The changes – also known as Section 24 - are affecting many landlords, with higher-rate tax payers seeing their ability to deduct mortgage interest from their tax bill effectively being halved over the course of the reduction. During the first year of the new system, 2017-18, the allowable deduction from property income was reduced to 75%. The following tax year (2018-19), it was reduced by a further quarter to 50%. Now, as we enter the 2019-20 tax year on April 6, the allowable reduction will be reduced to 25%. Next April, as we enter the final tax year of the gradual reduction (2020-21), the rate will be reduced by a further 25% so that it reaches the current basic rate of income tax (20%).

How are landlords coping with the tax changes?

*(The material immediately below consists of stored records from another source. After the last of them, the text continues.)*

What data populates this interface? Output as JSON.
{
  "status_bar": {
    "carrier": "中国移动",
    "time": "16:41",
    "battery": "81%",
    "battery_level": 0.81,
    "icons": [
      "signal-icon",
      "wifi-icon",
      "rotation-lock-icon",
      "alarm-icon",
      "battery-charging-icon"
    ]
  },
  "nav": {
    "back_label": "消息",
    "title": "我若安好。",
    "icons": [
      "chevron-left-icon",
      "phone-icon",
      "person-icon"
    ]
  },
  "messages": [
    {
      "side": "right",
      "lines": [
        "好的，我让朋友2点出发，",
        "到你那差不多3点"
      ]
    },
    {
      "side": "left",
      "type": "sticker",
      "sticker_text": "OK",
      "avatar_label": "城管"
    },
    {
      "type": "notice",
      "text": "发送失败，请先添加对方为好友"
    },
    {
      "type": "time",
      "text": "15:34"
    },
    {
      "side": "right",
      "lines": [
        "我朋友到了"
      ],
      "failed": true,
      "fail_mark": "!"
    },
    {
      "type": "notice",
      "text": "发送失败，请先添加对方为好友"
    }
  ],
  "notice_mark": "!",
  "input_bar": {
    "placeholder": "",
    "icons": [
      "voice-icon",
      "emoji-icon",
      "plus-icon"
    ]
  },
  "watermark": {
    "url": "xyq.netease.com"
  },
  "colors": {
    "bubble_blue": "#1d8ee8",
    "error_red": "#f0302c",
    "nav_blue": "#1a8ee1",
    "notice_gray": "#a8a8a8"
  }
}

The gradual reduction of buy-to-let mortgage interest tax relief has come at a challenging time for landlords during which they have been hit with various measures which impact their finances and increase their regulatory burden. Among others, these include the stamp duty surcharge, which has increased the cost of acquiring investment properties, the Right to Rent scheme, which has increased landlords' compliance and administration duties, and the tenant fees ban, which could see letting agent management fees rise in the coming years.

One way in which landlords have been limiting the effects of Section 24 is by incorporating their property portfolios. Incorporation sees landlords convert their portfolios into limited companies, meaning they are only liable to pay corporation tax and are subsequently not affected by the changes to the buy-to-let mortgage interest tax relief system. Currently corporation tax is set at 19%, but it is due to fall to 17% for the tax year 2020/21. However, the rate is liable to change on a regular basis, particularly with a change in government. 

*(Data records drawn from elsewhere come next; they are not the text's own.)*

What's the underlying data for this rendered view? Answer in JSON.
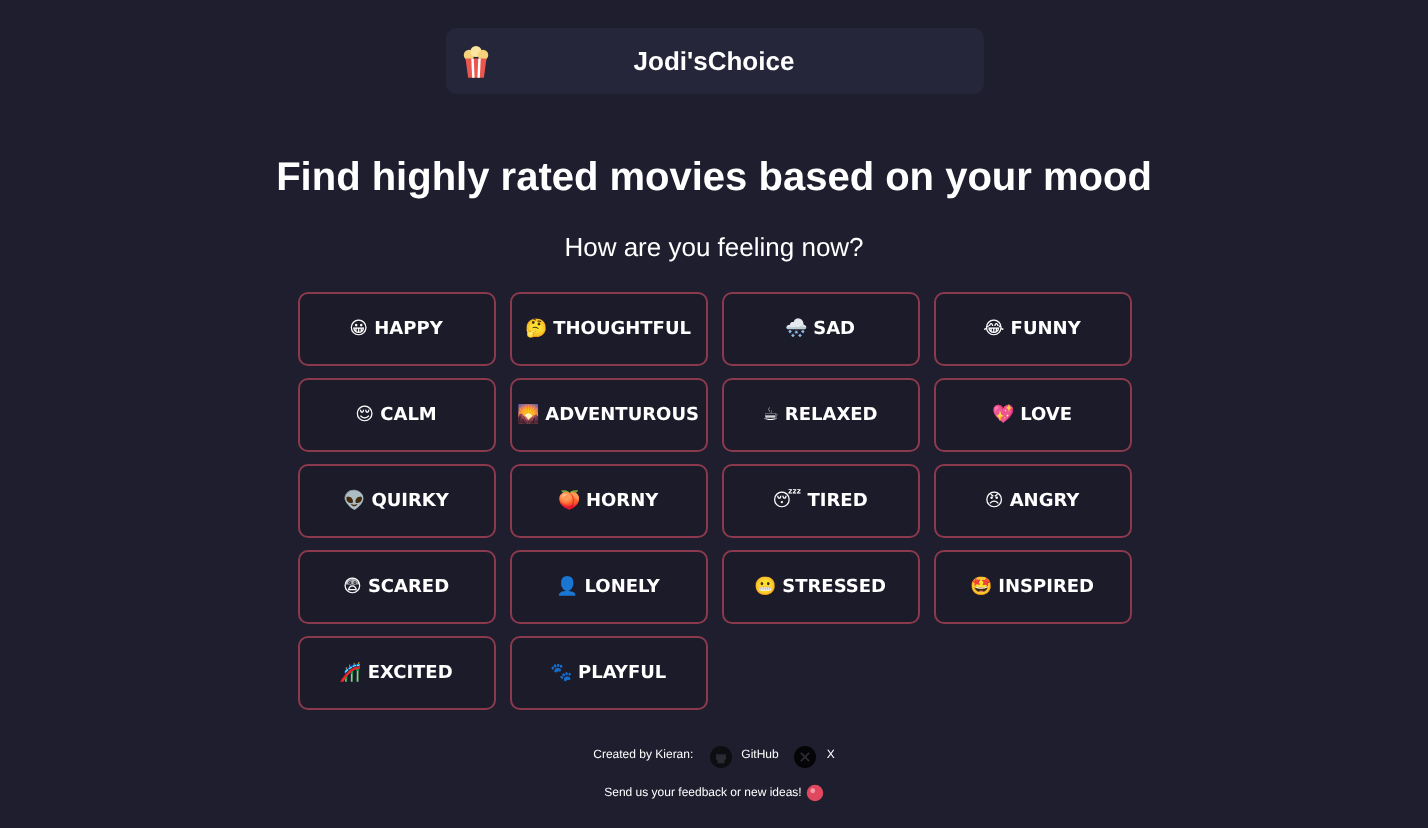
{
  "header": {
    "title": "Jodi'sChoice"
  },
  "heading": "Find highly rated movies based on your mood",
  "question": "How are you feeling now?",
  "moods": [
    {
      "emoji": "😀",
      "label": "HAPPY"
    },
    {
      "emoji": "🤔",
      "label": "THOUGHTFUL"
    },
    {
      "emoji": "🌨️",
      "label": "SAD"
    },
    {
      "emoji": "😂",
      "label": "FUNNY"
    },
    {
      "emoji": "😌",
      "label": "CALM"
    },
    {
      "emoji": "🌄",
      "label": "ADVENTUROUS"
    },
    {
      "emoji": "☕",
      "label": "RELAXED"
    },
    {
      "emoji": "💖",
      "label": "LOVE"
    },
    {
      "emoji": "👽",
      "label": "QUIRKY"
    },
    {
      "emoji": "🍑",
      "label": "HORNY"
    },
    {
      "emoji": "😴",
      "label": "TIRED"
    },
    {
      "emoji": "😠",
      "label": "ANGRY"
    },
    {
      "emoji": "😨",
      "label": "SCARED"
    },
    {
      "emoji": "👤",
      "label": "LONELY"
    },
    {
      "emoji": "😬",
      "label": "STRESSED"
    },
    {
      "emoji": "🤩",
      "label": "INSPIRED"
    },
    {
      "emoji": "🎢",
      "label": "EXCITED"
    },
    {
      "emoji": "🐾",
      "label": "PLAYFUL"
    }
  ],
  "footer": {
    "credit": "Created by Kieran:",
    "links": [
      {
        "kind": "github",
        "label": "GitHub"
      },
      {
        "kind": "x",
        "label": "X"
      }
    ],
    "feedback": "Send us your feedback or new ideas!"
  }
}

Another difference in paying corporation tax instead of income tax is that the returns are due just once a year - based on calculated profits - rather than twice a year, based on estimated profits. For landlords looking to incorporate, they are required to prove that they are letting homes as a business and that their activities meet the ‘business threshold’. It's also important to note that incorporation may incur some significant capital gains and stamp duty costs for landlords.

However, following the announcement of the Section 24 changes, many landlords have chosen to incorporate and the latest research shows this is a trend which is still growing. A study carried out by Precise Mortgages found that some 44% of landlords with more than four properties who plan to make a purchase this year will use limited company status. The figure rises to 64% for landlords with four or more properties, and falls to 17% for those with one to three properties.

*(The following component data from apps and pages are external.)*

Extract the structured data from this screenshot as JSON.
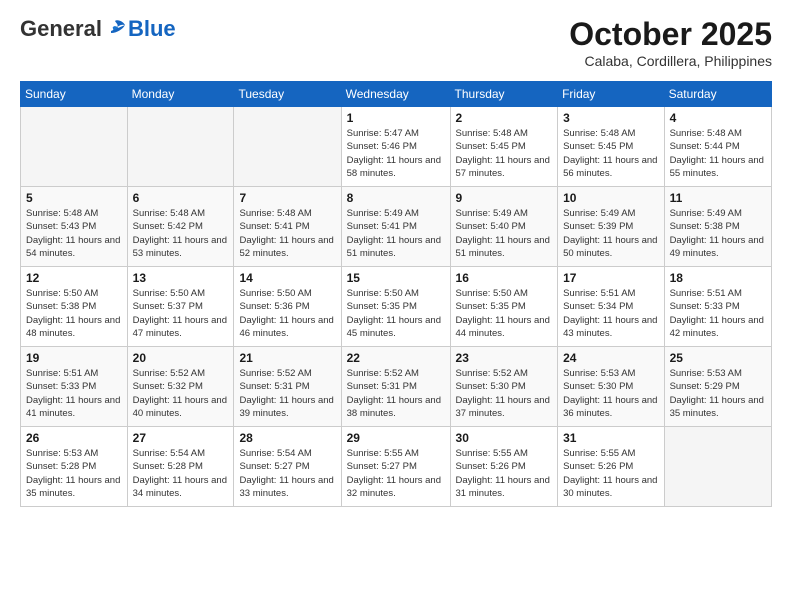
{
  "header": {
    "logo_general": "General",
    "logo_blue": "Blue",
    "month_title": "October 2025",
    "location": "Calaba, Cordillera, Philippines"
  },
  "weekdays": [
    "Sunday",
    "Monday",
    "Tuesday",
    "Wednesday",
    "Thursday",
    "Friday",
    "Saturday"
  ],
  "weeks": [
    [
      {
        "day": "",
        "sunrise": "",
        "sunset": "",
        "daylight": ""
      },
      {
        "day": "",
        "sunrise": "",
        "sunset": "",
        "daylight": ""
      },
      {
        "day": "",
        "sunrise": "",
        "sunset": "",
        "daylight": ""
      },
      {
        "day": "1",
        "sunrise": "Sunrise: 5:47 AM",
        "sunset": "Sunset: 5:46 PM",
        "daylight": "Daylight: 11 hours and 58 minutes."
      },
      {
        "day": "2",
        "sunrise": "Sunrise: 5:48 AM",
        "sunset": "Sunset: 5:45 PM",
        "daylight": "Daylight: 11 hours and 57 minutes."
      },
      {
        "day": "3",
        "sunrise": "Sunrise: 5:48 AM",
        "sunset": "Sunset: 5:45 PM",
        "daylight": "Daylight: 11 hours and 56 minutes."
      },
      {
        "day": "4",
        "sunrise": "Sunrise: 5:48 AM",
        "sunset": "Sunset: 5:44 PM",
        "daylight": "Daylight: 11 hours and 55 minutes."
      }
    ],
    [
      {
        "day": "5",
        "sunrise": "Sunrise: 5:48 AM",
        "sunset": "Sunset: 5:43 PM",
        "daylight": "Daylight: 11 hours and 54 minutes."
      },
      {
        "day": "6",
        "sunrise": "Sunrise: 5:48 AM",
        "sunset": "Sunset: 5:42 PM",
        "daylight": "Daylight: 11 hours and 53 minutes."
      },
      {
        "day": "7",
        "sunrise": "Sunrise: 5:48 AM",
        "sunset": "Sunset: 5:41 PM",
        "daylight": "Daylight: 11 hours and 52 minutes."
      },
      {
        "day": "8",
        "sunrise": "Sunrise: 5:49 AM",
        "sunset": "Sunset: 5:41 PM",
        "daylight": "Daylight: 11 hours and 51 minutes."
      },
      {
        "day": "9",
        "sunrise": "Sunrise: 5:49 AM",
        "sunset": "Sunset: 5:40 PM",
        "daylight": "Daylight: 11 hours and 51 minutes."
      },
      {
        "day": "10",
        "sunrise": "Sunrise: 5:49 AM",
        "sunset": "Sunset: 5:39 PM",
        "daylight": "Daylight: 11 hours and 50 minutes."
      },
      {
        "day": "11",
        "sunrise": "Sunrise: 5:49 AM",
        "sunset": "Sunset: 5:38 PM",
        "daylight": "Daylight: 11 hours and 49 minutes."
      }
    ],
    [
      {
        "day": "12",
        "sunrise": "Sunrise: 5:50 AM",
        "sunset": "Sunset: 5:38 PM",
        "daylight": "Daylight: 11 hours and 48 minutes."
      },
      {
        "day": "13",
        "sunrise": "Sunrise: 5:50 AM",
        "sunset": "Sunset: 5:37 PM",
        "daylight": "Daylight: 11 hours and 47 minutes."
      },
      {
        "day": "14",
        "sunrise": "Sunrise: 5:50 AM",
        "sunset": "Sunset: 5:36 PM",
        "daylight": "Daylight: 11 hours and 46 minutes."
      },
      {
        "day": "15",
        "sunrise": "Sunrise: 5:50 AM",
        "sunset": "Sunset: 5:35 PM",
        "daylight": "Daylight: 11 hours and 45 minutes."
      },
      {
        "day": "16",
        "sunrise": "Sunrise: 5:50 AM",
        "sunset": "Sunset: 5:35 PM",
        "daylight": "Daylight: 11 hours and 44 minutes."
      },
      {
        "day": "17",
        "sunrise": "Sunrise: 5:51 AM",
        "sunset": "Sunset: 5:34 PM",
        "daylight": "Daylight: 11 hours and 43 minutes."
      },
      {
        "day": "18",
        "sunrise": "Sunrise: 5:51 AM",
        "sunset": "Sunset: 5:33 PM",
        "daylight": "Daylight: 11 hours and 42 minutes."
      }
    ],
    [
      {
        "day": "19",
        "sunrise": "Sunrise: 5:51 AM",
        "sunset": "Sunset: 5:33 PM",
        "daylight": "Daylight: 11 hours and 41 minutes."
      },
      {
        "day": "20",
        "sunrise": "Sunrise: 5:52 AM",
        "sunset": "Sunset: 5:32 PM",
        "daylight": "Daylight: 11 hours and 40 minutes."
      },
      {
        "day": "21",
        "sunrise": "Sunrise: 5:52 AM",
        "sunset": "Sunset: 5:31 PM",
        "daylight": "Daylight: 11 hours and 39 minutes."
      },
      {
        "day": "22",
        "sunrise": "Sunrise: 5:52 AM",
        "sunset": "Sunset: 5:31 PM",
        "daylight": "Daylight: 11 hours and 38 minutes."
      },
      {
        "day": "23",
        "sunrise": "Sunrise: 5:52 AM",
        "sunset": "Sunset: 5:30 PM",
        "daylight": "Daylight: 11 hours and 37 minutes."
      },
      {
        "day": "24",
        "sunrise": "Sunrise: 5:53 AM",
        "sunset": "Sunset: 5:30 PM",
        "daylight": "Daylight: 11 hours and 36 minutes."
      },
      {
        "day": "25",
        "sunrise": "Sunrise: 5:53 AM",
        "sunset": "Sunset: 5:29 PM",
        "daylight": "Daylight: 11 hours and 35 minutes."
      }
    ],
    [
      {
        "day": "26",
        "sunrise": "Sunrise: 5:53 AM",
        "sunset": "Sunset: 5:28 PM",
        "daylight": "Daylight: 11 hours and 35 minutes."
      },
      {
        "day": "27",
        "sunrise": "Sunrise: 5:54 AM",
        "sunset": "Sunset: 5:28 PM",
        "daylight": "Daylight: 11 hours and 34 minutes."
      },
      {
        "day": "28",
        "sunrise": "Sunrise: 5:54 AM",
        "sunset": "Sunset: 5:27 PM",
        "daylight": "Daylight: 11 hours and 33 minutes."
      },
      {
        "day": "29",
        "sunrise": "Sunrise: 5:55 AM",
        "sunset": "Sunset: 5:27 PM",
        "daylight": "Daylight: 11 hours and 32 minutes."
      },
      {
        "day": "30",
        "sunrise": "Sunrise: 5:55 AM",
        "sunset": "Sunset: 5:26 PM",
        "daylight": "Daylight: 11 hours and 31 minutes."
      },
      {
        "day": "31",
        "sunrise": "Sunrise: 5:55 AM",
        "sunset": "Sunset: 5:26 PM",
        "daylight": "Daylight: 11 hours and 30 minutes."
      },
      {
        "day": "",
        "sunrise": "",
        "sunset": "",
        "daylight": ""
      }
    ]
  ]
}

"The buy-to-let market is changing and the switch to greater use of limited company status is one aspect of the development underlining the increasing maturity of the sector," says Alan Cleary, managing director of Precise Mortgages.

"There are good reasons why limited company buy-to-let is dominating the purchase market and we expect that will continue to be the case this year and next."

In 2017, before the reduction began, it was reported by Countrywide that a record high 20% of private rental homes were owned by limited companies. Meanwhile, since then, the number of buy-to-let lenders and products catering to incorporation has increased significantly, according to Mortgages for Business.

"It’s been encouraging to see so many new entrants to the specialist end of the buy-to-let market, putting product availability at an all-time high," commented Steve Olejnik, managing director at Mortgages for Business.

"This just goes to show there is still a lucrative, buoyant market out there following on from the recent regulatory changes."

As we move into the 2019/20 tax year and the third year of the buy-to-let mortgage interest tax relief reduction, many landlords will continue to consider the incorporation option. If you do so, it's advisable you seek out the required tax advice before making any big decisions.  

Read more in issue 44 of Li Magazine